The unprecedented Saudi refusal to take up its Security Council seat is not just about Syria but a response to the Iranian threat
The Independent, 23 October 2013
The Muslim world’s historic – and deeply tragic – chasm between Sunni and Shia Islam is having worldwide repercussions. Syria’s civil war, America’s craven alliance with the Sunni Gulf autocracies, and Sunni (as well as Israeli) suspicions of Shia Iran are affecting even the work of the United Nations.
Saudi Arabia’s petulant refusal last week to take its place among non-voting members of the Security Council, an unprecedented step by any UN member, was intended to express the dictatorial monarchy’s displeasure with Washington’s refusal to bomb Syria after the use of chemical weapons in Damascus – but it also represented Saudi fears that Barack Obama might respond to Iranian overtures for better relations with the West.
The Saudi head of intelligence, Prince Bandar bin Sultan – a true buddy of President George W Bush during his 22 years as ambassador in Washington – has now rattled his tin drum to warn the Americans that Saudi Arabia will make a “major shift” in its relations with the US, not just because of its failure to attack Syria but for its inability to produce a fair Israeli-Palestinian peace settlement.
What this “major shift” might be – save for the usual Saudi hot air about its independence from US foreign policy – was a secret that the prince kept to himself.
Israel, of course, never loses an opportunity to publicise – quite accurately – how closely many of its Middle East policies now coincide with those of the wealthy potentates of the Arab Gulf.
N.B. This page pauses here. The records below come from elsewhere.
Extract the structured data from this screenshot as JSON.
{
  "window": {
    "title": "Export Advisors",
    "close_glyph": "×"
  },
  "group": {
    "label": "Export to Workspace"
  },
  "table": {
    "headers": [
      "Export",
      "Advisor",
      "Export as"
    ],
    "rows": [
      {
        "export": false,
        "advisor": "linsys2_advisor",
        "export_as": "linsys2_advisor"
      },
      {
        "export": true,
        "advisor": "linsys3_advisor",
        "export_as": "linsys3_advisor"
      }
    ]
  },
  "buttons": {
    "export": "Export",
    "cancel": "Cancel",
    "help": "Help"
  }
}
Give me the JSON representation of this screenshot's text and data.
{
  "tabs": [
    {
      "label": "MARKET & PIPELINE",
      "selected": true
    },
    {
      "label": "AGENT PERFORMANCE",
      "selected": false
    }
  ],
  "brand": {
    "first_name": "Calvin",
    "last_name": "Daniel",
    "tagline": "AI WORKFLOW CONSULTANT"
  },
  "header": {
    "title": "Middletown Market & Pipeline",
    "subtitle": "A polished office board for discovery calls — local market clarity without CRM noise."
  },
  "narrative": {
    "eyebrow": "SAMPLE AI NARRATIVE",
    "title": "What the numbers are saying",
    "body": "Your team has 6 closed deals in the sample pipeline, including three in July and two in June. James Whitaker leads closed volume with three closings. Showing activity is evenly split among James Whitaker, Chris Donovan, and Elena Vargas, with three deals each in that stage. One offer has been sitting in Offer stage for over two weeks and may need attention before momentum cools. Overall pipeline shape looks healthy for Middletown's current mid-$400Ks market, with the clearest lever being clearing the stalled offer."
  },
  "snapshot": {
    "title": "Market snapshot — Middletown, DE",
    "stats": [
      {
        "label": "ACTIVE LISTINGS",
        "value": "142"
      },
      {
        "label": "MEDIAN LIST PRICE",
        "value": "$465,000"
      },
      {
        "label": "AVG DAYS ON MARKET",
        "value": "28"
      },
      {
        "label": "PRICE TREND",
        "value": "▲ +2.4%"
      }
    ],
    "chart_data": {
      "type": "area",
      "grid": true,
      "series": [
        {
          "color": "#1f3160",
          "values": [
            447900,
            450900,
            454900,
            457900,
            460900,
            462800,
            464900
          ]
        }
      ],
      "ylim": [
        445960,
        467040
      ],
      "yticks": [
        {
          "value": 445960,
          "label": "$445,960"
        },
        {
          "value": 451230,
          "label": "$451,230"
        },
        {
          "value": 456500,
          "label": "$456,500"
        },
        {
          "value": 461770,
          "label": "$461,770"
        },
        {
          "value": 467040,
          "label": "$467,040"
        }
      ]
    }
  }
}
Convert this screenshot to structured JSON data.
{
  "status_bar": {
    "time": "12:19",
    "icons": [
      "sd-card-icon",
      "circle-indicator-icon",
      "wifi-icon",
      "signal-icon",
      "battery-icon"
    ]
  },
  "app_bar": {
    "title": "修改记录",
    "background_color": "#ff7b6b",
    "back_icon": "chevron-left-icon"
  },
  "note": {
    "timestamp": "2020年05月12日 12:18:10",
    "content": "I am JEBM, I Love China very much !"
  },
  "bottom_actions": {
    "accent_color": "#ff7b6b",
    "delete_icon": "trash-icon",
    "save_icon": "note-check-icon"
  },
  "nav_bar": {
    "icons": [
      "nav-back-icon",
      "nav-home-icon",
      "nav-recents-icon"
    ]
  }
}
Hatred of the Shia/Alawite Syrian regime, an unquenchable suspicion of Shia Iran’s nuclear plans and a general fear of Shia expansion is turning the unelected Sunni Arab monarchies into proxy allies of the Israeli state they have often sworn to destroy. Hardly, one imagines, the kind of notion that Prince Bandar wishes to publicise.
Furthermore, America’s latest contribution to Middle East “peace” could be the sale of $10.8bn worth of missiles and arms to Sunni Saudi Arabia and the equally Sunni United Arab Emirates, including GBU-39 bombs – the weapons cutely called “bunker-busters” – which they could use against Shia Iran. Israel, of course, possesses the very same armaments.
Whether the hapless Mr Kerry – whose risible promise of an “unbelievably small” attack on Syria made him the laughing stock of the Middle East – understands the degree to which he is committing his country to the Sunni side in Islam’s oldest conflict is the subject of much debate in the Arab world. His response to the Saudi refusal to take its place in the UN Security Council has been almost as weird.
After lunch on Monday at the Paris home of the Saudi Foreign Minister, Saud al-Faisal, Kerry – via his usual anonymous officials – said that he valued the autocracy’s leadership in the region, shared Riyadh’s desire to de-nuclearise Iran and to bring an end to the Syrian war. But Kerry’s insistence that Syrian President Bashar al-Assad and his regime must abandon power means that a Sunni government would take over Syria; and his wish to disarm Shia Iran – however notional its nuclear threat may be – would ensure that Sunni military power would dominate the Middle East from the Afghan border to the Mediterranean.
Few realise that Yemen constitutes another of the Saudi-Iranian battlegrounds in the region.